[Provided material]

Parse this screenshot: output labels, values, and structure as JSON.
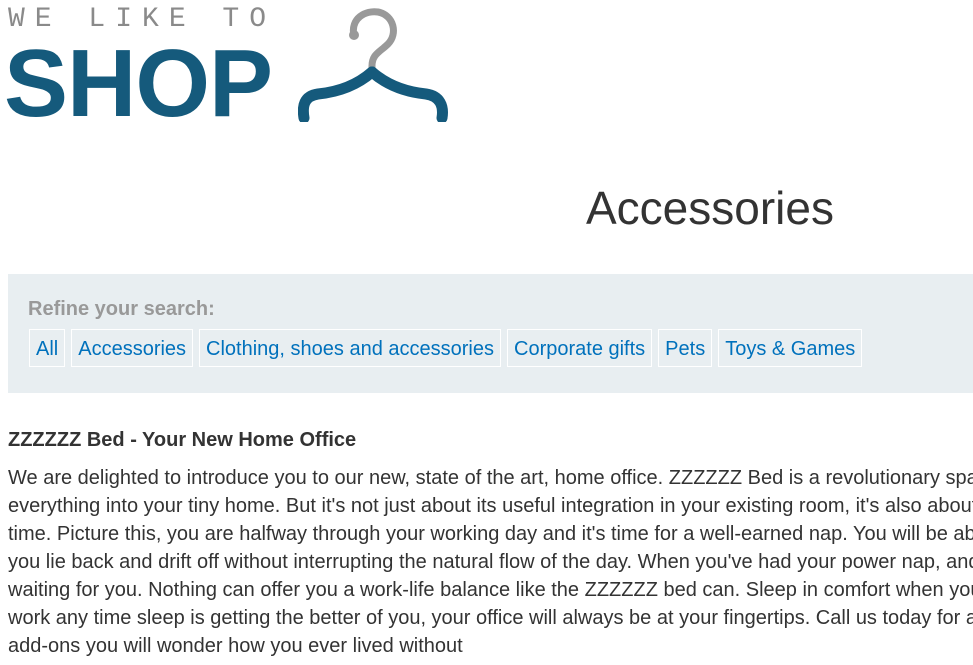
{
  "logo": {
    "tagline": "WE LIKE TO",
    "brand": "SHOP",
    "icon": "hanger-icon",
    "colors": {
      "brand": "#155a7c",
      "tagline": "#8a8a8a",
      "hook": "#999999"
    }
  },
  "page": {
    "title": "Accessories"
  },
  "filters": {
    "label": "Refine your search:",
    "items": [
      {
        "label": "All"
      },
      {
        "label": "Accessories"
      },
      {
        "label": "Clothing, shoes and accessories"
      },
      {
        "label": "Corporate gifts"
      },
      {
        "label": "Pets"
      },
      {
        "label": "Toys & Games"
      }
    ]
  },
  "product": {
    "title": "ZZZZZZ Bed - Your New Home Office",
    "description_lines": [
      "We are delighted to introduce you to our new, state of the art, home office. ZZZZZZ Bed is a revolutionary spa",
      "everything into your tiny home. But it's not just about its useful integration in your existing room, it's also about",
      "time. Picture this, you are halfway through your working day and it's time for a well-earned nap. You will be ab",
      "you lie back and drift off without interrupting the natural flow of the day. When you've had your power nap, and",
      "waiting for you. Nothing can offer you a work-life balance like the ZZZZZZ bed can. Sleep in comfort when you",
      "work any time sleep is getting the better of you, your office will always be at your fingertips. Call us today for a",
      "add-ons you will wonder how you ever lived without"
    ]
  },
  "colors": {
    "link": "#0071bc",
    "panel_bg": "#e8eef1",
    "text": "#333333"
  }
}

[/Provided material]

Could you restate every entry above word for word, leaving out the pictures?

■ Written solution
Parse this screenshot: output labels, values, and structure as JSON.
{
  "logo": {
    "tagline": "WE LIKE TO",
    "brand": "SHOP",
    "icon": "hanger-icon",
    "colors": {
      "brand": "#155a7c",
      "tagline": "#8a8a8a",
      "hook": "#999999"
    }
  },
  "page": {
    "title": "Accessories"
  },
  "filters": {
    "label": "Refine your search:",
    "items": [
      {
        "label": "All"
      },
      {
        "label": "Accessories"
      },
      {
        "label": "Clothing, shoes and accessories"
      },
      {
        "label": "Corporate gifts"
      },
      {
        "label": "Pets"
      },
      {
        "label": "Toys & Games"
      }
    ]
  },
  "product": {
    "title": "ZZZZZZ Bed - Your New Home Office",
    "description_lines": [
      "We are delighted to introduce you to our new, state of the art, home office. ZZZZZZ Bed is a revolutionary spa",
      "everything into your tiny home. But it's not just about its useful integration in your existing room, it's also about",
      "time. Picture this, you are halfway through your working day and it's time for a well-earned nap. You will be ab",
      "you lie back and drift off without interrupting the natural flow of the day. When you've had your power nap, and",
      "waiting for you. Nothing can offer you a work-life balance like the ZZZZZZ bed can. Sleep in comfort when you",
      "work any time sleep is getting the better of you, your office will always be at your fingertips. Call us today for a",
      "add-ons you will wonder how you ever lived without"
    ]
  },
  "colors": {
    "link": "#0071bc",
    "panel_bg": "#e8eef1",
    "text": "#333333"
  }
}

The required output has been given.